 absorption lines broaden / disappear for higher temperatures
Fundamentals of Optical Science Spring 2008 - Class 12
slide 15
Optical transitions related to dopant atoms
Ga: 3 valence electrons
Si: 4 valence electrons
As: 5 valence electrons
Fundamentals of Optical Science Spring 2008 - Class 12
slide 16
Donor levels
Substitute Si atom with As atom (impurity atom in the Si lattice):
weakly bound extra valence electron
Low T
Low T: donors neutral, electron weakly bound
lew energy light can excite donor electron in to conduciton band
Binding energy Ed similar to kT at room temperature (‘RT’):
At room temperature the bound electron is quickly released
 impurity mostly ionized at RT : Arsenic is a donor in Si
RT
At RT such transitions are typically too broad to observe
Fundamentals of Optical Science Spring 2008 - Class 12
slide 17
Acceptor levels
Substitute Si atom with Ga atom : empty electronic state just above the Si
valence band: at finite temperature, Si valence electron may fill acceptor level

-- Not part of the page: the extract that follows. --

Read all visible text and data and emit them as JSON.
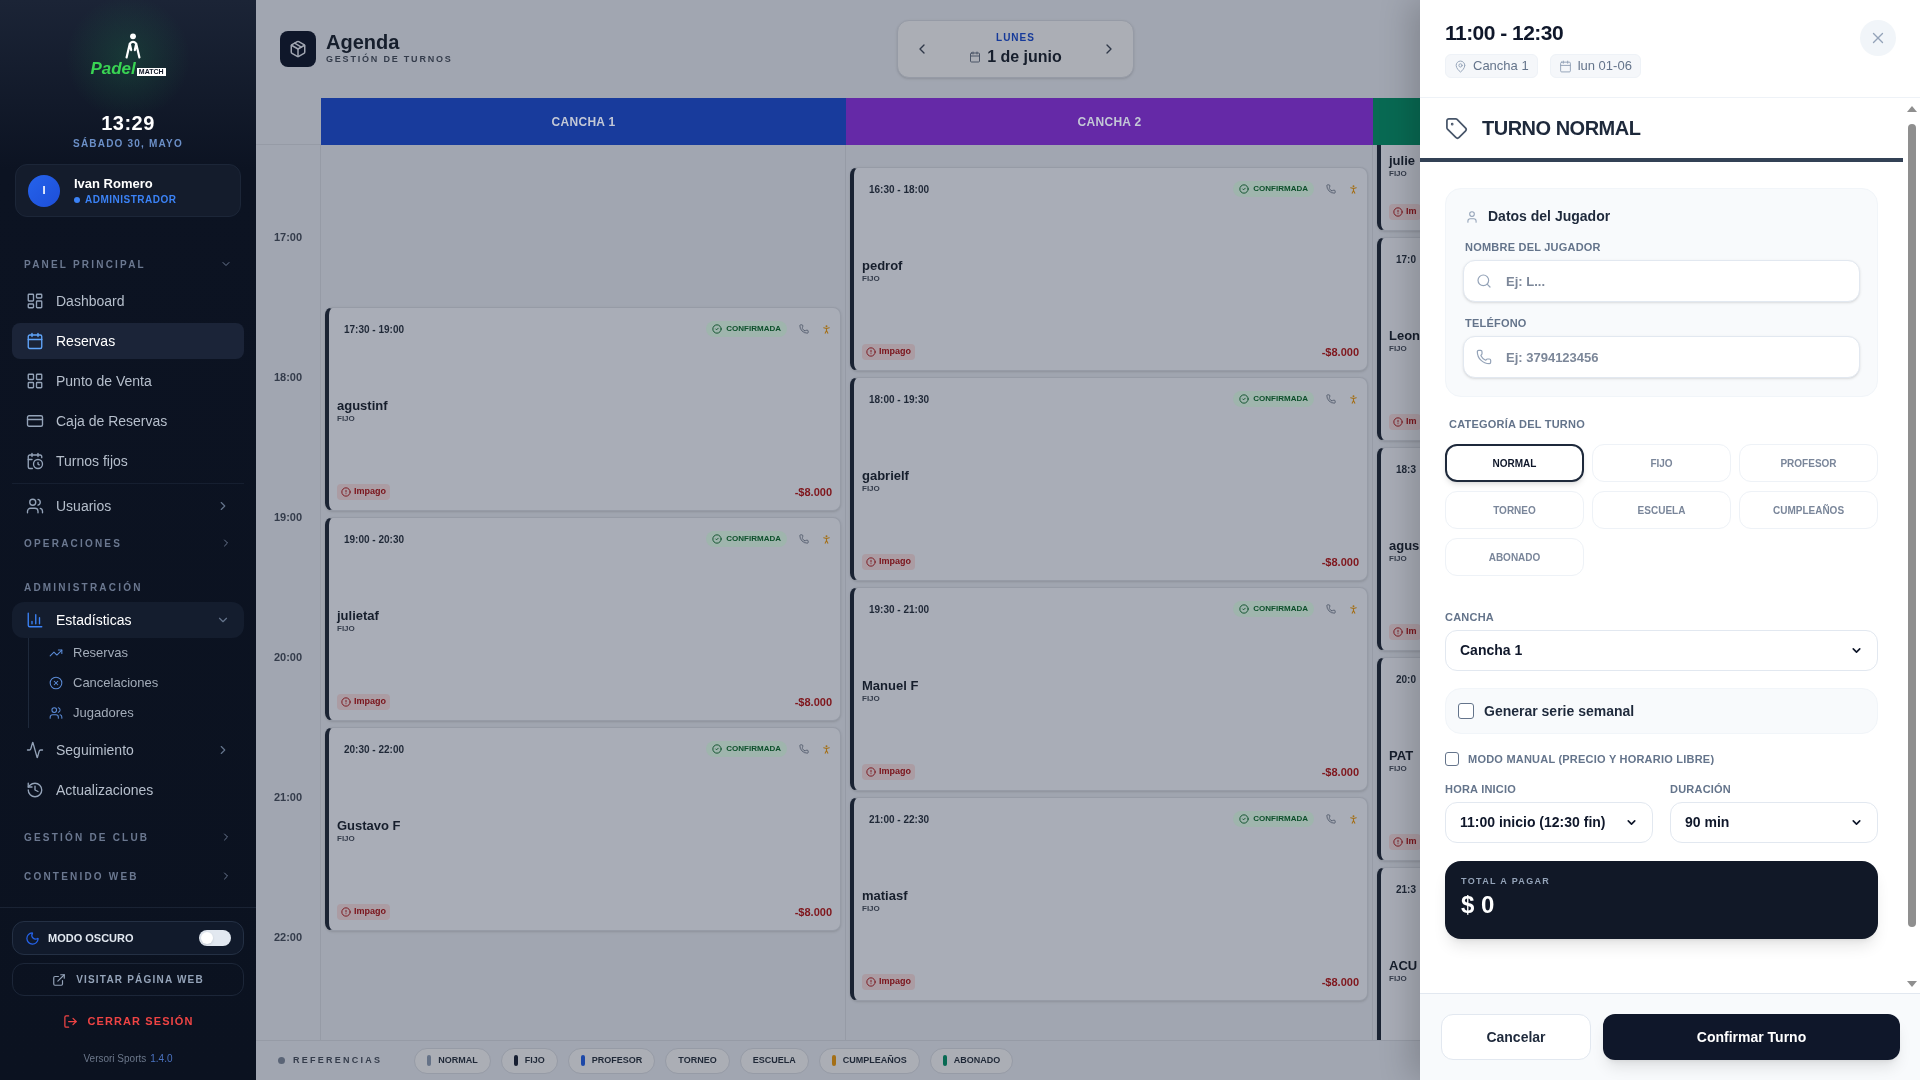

 location of unoccupied valence state (hole) can orbit the charged Ga dopant
‘hole’ =
available
electron
state
Binding energy Ea similar to kT at room temperature (‘RT’):
At room temperature the hole can leave the dopant,
producing a ‘free charge’
Fundamentals of Optical Science Spring 2008 - Class 12
slide 18
Infrared absorption due to dopants
Dopant binding energies low: donor level related absorptions invisible at RT,
but observable at low temperatures
Example: direct valence band → acceptor level absorption in boron doped Si
Transition at ~40 meV  absorption at 30 m : infrared
Fundamentals of Optical Science Spring 2008 - Class 12
slide 19
Dopant related transitions
Possible dopant related transitions:
Typically visible at low T, but not clearly observable at RT
Fundamentals of Optical Science Spring 2008 - Class 12
slide 20
Free carrier absorption (1/2)
At RT, predominant dopant related absorption is free carrier absorption
in which a photon excites an electron into a higher lying state
Example: p-type semiconductors: filled states in the conduction band:
optical transitions possible at Ephot < Egap !
Free electrons:
absorption typically indirect
phonon-assisted transition
Free holes can make direct transitions
form the heavy-hole band
to the light-hole band
 holes cause stronger free carrier
absorption than electrons
Fundamentals of Optical Science Spring 2008 - Class 12
slide 21
Free carrier absorption (2/2)
Free electron absorption can be described by the Drude model
Dopant levels in semiconductors range from ~1014 - 1018 /cm3
which is ~108 – 106 lower than free electron densities in metals
Plasma frequency of doped semiconductors 104 - 103 lower than of metals: IR
At frequencies above plasma frequency,εr and  described by
 p2
 r ' ( )  1  2 ,

 p2  p2 
 r " ( )  3  3


 p2  2
 ( )   "( ) 

2
c
c
c 2p

Electron FCA up for lower energies
Free hole absorption less well defined
Fundamentals of Optical Science Spring 2008 - Class 12
slide 22